*DIRECTIONS*: Determine the number of lines in the listing below in which the word "Service" is present, and state it without comment.

BEGIN RECORDS FOR THE EXERCISE

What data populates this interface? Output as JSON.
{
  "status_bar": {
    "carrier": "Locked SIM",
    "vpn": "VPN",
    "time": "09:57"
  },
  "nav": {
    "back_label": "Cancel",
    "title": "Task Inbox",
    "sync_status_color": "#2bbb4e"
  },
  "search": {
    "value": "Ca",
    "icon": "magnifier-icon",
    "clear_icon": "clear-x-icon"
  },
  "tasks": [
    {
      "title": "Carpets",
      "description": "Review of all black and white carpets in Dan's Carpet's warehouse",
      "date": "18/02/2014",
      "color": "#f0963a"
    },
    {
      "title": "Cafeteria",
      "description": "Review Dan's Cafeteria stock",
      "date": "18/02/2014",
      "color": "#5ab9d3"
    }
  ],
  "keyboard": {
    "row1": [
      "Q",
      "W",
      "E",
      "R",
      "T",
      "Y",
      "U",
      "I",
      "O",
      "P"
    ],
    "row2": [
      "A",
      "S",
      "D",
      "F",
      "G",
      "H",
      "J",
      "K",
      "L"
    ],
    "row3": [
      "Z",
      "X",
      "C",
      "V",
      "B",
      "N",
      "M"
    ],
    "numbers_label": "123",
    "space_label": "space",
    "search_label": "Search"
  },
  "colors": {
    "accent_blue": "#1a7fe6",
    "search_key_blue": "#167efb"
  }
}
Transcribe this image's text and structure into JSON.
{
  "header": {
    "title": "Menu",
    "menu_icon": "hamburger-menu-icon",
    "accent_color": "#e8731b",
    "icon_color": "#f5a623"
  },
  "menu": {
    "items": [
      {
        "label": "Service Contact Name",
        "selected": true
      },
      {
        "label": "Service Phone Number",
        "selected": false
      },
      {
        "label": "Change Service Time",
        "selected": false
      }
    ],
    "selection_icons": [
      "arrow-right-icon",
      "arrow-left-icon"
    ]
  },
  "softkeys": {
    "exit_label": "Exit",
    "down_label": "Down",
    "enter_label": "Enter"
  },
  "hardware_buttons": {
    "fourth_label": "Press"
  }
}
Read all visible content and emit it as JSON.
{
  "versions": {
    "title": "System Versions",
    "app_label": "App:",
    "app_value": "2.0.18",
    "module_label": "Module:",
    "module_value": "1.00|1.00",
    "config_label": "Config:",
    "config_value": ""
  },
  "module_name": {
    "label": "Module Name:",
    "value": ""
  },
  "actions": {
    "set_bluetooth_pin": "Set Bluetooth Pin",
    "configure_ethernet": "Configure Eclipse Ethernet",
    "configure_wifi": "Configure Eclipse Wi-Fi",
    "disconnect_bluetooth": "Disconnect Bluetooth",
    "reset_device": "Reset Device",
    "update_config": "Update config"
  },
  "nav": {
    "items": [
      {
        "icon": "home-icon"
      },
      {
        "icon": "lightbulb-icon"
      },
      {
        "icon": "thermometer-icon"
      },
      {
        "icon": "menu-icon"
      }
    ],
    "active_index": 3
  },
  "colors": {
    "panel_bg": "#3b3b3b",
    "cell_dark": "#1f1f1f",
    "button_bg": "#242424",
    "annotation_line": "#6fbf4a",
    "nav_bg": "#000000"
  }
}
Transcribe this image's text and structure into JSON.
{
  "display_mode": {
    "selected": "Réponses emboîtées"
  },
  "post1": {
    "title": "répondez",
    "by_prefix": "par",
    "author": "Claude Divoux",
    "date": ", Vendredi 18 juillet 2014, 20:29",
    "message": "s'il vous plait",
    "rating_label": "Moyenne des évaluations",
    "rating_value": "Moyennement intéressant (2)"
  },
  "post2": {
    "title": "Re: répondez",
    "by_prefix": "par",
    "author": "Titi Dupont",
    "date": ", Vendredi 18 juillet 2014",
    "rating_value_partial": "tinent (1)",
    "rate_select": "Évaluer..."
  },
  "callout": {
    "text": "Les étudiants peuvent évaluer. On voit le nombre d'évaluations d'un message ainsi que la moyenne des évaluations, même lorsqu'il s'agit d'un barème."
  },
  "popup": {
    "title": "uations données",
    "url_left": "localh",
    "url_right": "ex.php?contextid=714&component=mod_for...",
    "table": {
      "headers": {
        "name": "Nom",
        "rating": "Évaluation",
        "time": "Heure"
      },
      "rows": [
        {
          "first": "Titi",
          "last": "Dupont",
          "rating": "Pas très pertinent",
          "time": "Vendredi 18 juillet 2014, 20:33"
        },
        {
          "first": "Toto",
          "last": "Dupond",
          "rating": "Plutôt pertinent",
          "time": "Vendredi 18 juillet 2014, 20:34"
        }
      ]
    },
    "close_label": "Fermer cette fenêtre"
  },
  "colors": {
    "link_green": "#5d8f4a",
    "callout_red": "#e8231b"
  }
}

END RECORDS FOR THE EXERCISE

*TASK ANSWER*: 3